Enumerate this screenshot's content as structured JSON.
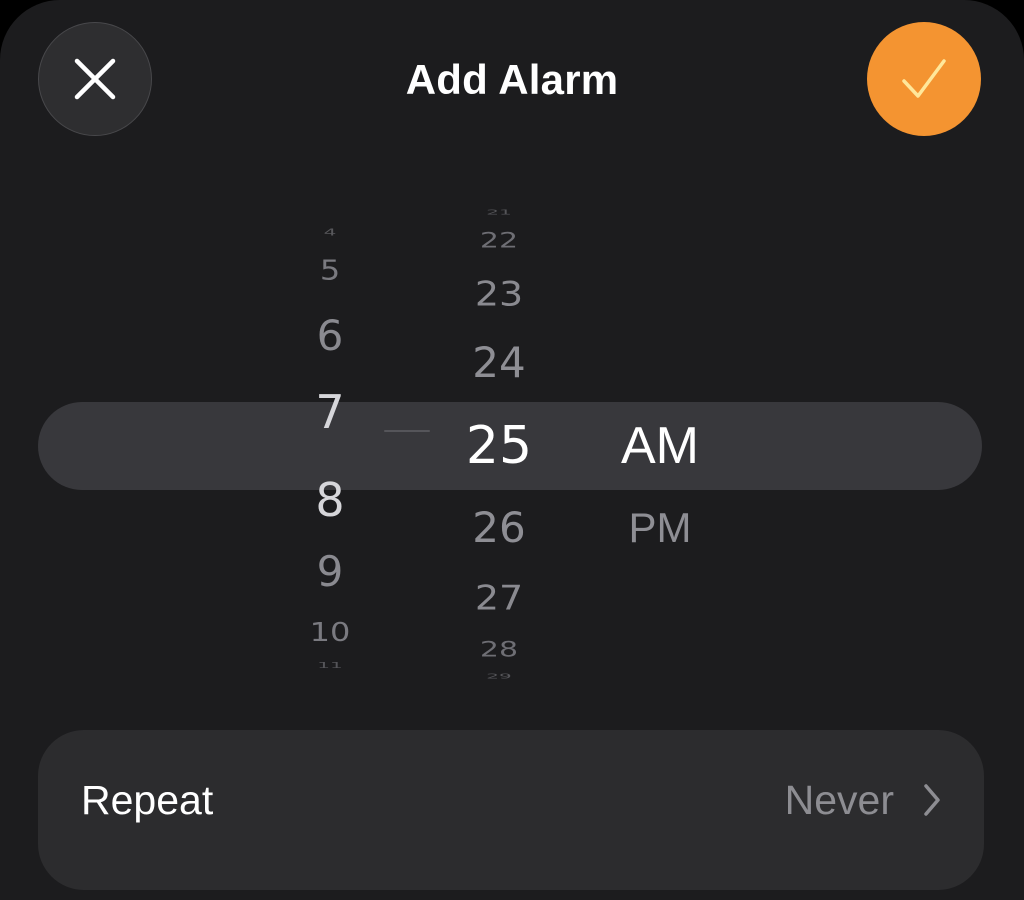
{
  "header": {
    "title": "Add Alarm",
    "cancel_icon": "close-icon",
    "confirm_icon": "checkmark-icon",
    "accent_color": "#f49431"
  },
  "picker": {
    "hours": [
      "4",
      "5",
      "6",
      "7",
      "8",
      "9",
      "10",
      "11"
    ],
    "selected_hour": "7",
    "minutes": [
      "21",
      "22",
      "23",
      "24",
      "25",
      "26",
      "27",
      "28",
      "29"
    ],
    "selected_minute": "25",
    "periods": [
      "AM",
      "PM"
    ],
    "selected_period": "AM"
  },
  "repeat": {
    "label": "Repeat",
    "value": "Never",
    "chevron_icon": "chevron-right-icon"
  }
}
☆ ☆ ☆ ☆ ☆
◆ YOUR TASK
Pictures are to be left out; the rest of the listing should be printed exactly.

◆ RESULT FOR THIS EXERCISE
Enumerate this screenshot's content as structured JSON.
{
  "header": {
    "title": "Add Alarm",
    "cancel_icon": "close-icon",
    "confirm_icon": "checkmark-icon",
    "accent_color": "#f49431"
  },
  "picker": {
    "hours": [
      "4",
      "5",
      "6",
      "7",
      "8",
      "9",
      "10",
      "11"
    ],
    "selected_hour": "7",
    "minutes": [
      "21",
      "22",
      "23",
      "24",
      "25",
      "26",
      "27",
      "28",
      "29"
    ],
    "selected_minute": "25",
    "periods": [
      "AM",
      "PM"
    ],
    "selected_period": "AM"
  },
  "repeat": {
    "label": "Repeat",
    "value": "Never",
    "chevron_icon": "chevron-right-icon"
  }
}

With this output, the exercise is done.